**TRY IT**.
Give every line from the entries that contains "medication".

------ DATA SUPPLIED ------

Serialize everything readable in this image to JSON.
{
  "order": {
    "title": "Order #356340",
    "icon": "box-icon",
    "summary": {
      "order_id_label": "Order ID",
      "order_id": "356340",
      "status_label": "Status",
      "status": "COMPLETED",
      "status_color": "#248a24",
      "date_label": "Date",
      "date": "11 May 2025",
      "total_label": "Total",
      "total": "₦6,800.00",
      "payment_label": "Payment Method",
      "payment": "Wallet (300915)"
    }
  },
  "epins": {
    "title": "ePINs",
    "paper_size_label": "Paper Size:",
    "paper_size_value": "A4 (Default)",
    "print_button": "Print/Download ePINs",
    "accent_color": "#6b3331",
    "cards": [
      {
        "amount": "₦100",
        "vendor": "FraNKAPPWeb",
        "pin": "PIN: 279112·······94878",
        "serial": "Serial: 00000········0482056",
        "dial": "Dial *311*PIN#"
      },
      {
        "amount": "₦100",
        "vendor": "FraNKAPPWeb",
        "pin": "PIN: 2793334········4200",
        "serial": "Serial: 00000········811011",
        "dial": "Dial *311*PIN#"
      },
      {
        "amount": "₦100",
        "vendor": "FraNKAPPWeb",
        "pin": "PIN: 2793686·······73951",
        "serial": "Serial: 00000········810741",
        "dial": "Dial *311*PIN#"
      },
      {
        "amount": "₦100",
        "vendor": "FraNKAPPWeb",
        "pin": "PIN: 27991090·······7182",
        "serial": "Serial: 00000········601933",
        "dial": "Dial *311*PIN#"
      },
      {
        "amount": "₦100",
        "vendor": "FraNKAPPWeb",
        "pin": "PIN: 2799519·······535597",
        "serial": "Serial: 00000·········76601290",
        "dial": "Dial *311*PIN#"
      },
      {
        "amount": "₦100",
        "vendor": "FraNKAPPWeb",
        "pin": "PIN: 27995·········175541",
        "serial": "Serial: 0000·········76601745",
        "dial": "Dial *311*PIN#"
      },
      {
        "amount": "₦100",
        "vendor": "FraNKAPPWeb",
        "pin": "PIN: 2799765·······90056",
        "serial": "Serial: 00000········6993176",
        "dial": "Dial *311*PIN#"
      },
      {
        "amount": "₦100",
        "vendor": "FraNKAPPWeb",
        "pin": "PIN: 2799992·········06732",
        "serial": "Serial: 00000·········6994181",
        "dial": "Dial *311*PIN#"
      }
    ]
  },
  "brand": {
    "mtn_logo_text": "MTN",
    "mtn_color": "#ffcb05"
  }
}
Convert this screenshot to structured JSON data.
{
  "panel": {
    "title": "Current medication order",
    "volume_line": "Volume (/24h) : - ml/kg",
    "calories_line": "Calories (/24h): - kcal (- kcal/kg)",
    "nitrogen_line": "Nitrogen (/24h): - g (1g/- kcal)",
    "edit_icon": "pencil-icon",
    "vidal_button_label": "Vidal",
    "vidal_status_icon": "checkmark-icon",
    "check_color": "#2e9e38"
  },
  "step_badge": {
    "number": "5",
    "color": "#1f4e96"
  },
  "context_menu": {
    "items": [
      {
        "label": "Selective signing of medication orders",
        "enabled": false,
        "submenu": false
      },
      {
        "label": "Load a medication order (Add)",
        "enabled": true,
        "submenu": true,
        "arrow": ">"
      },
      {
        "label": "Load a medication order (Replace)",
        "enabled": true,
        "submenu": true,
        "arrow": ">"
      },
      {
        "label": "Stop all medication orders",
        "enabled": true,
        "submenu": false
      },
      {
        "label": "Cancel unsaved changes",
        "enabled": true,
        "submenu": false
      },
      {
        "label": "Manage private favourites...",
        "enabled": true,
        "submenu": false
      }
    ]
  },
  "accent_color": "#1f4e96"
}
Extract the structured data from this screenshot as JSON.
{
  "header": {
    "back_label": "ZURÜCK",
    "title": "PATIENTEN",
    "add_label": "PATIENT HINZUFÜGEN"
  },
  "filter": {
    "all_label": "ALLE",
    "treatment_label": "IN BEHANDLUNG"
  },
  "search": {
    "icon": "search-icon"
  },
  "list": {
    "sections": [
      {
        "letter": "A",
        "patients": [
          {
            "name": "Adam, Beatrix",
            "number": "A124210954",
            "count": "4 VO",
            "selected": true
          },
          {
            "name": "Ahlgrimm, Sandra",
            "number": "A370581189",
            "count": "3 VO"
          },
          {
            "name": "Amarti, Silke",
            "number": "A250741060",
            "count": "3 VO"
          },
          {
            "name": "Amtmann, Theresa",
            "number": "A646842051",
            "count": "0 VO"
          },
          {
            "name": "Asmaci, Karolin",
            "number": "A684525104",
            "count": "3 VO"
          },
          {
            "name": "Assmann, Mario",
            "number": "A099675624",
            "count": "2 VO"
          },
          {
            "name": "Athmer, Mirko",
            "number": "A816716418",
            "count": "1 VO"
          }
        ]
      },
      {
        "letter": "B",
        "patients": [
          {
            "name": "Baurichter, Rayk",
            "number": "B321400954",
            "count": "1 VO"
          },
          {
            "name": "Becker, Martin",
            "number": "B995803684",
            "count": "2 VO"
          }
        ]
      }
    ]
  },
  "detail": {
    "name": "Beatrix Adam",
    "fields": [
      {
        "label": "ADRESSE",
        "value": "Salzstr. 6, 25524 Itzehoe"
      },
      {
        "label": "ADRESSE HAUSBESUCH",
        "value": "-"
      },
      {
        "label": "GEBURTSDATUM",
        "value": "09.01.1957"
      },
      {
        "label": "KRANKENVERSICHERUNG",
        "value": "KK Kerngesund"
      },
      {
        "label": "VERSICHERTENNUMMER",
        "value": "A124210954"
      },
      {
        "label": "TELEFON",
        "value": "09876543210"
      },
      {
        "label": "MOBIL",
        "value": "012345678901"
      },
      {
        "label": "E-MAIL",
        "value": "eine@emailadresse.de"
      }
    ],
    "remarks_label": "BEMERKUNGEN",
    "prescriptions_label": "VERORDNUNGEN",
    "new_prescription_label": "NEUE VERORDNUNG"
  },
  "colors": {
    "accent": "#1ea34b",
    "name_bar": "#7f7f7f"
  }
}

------

**EXERCISE ANSWER**.
    "title": "Current medication order",
        "label": "Selective signing of medication orders",
        "label": "Load a medication order (Add)",
        "label": "Load a medication order (Replace)",
        "label": "Stop all medication orders",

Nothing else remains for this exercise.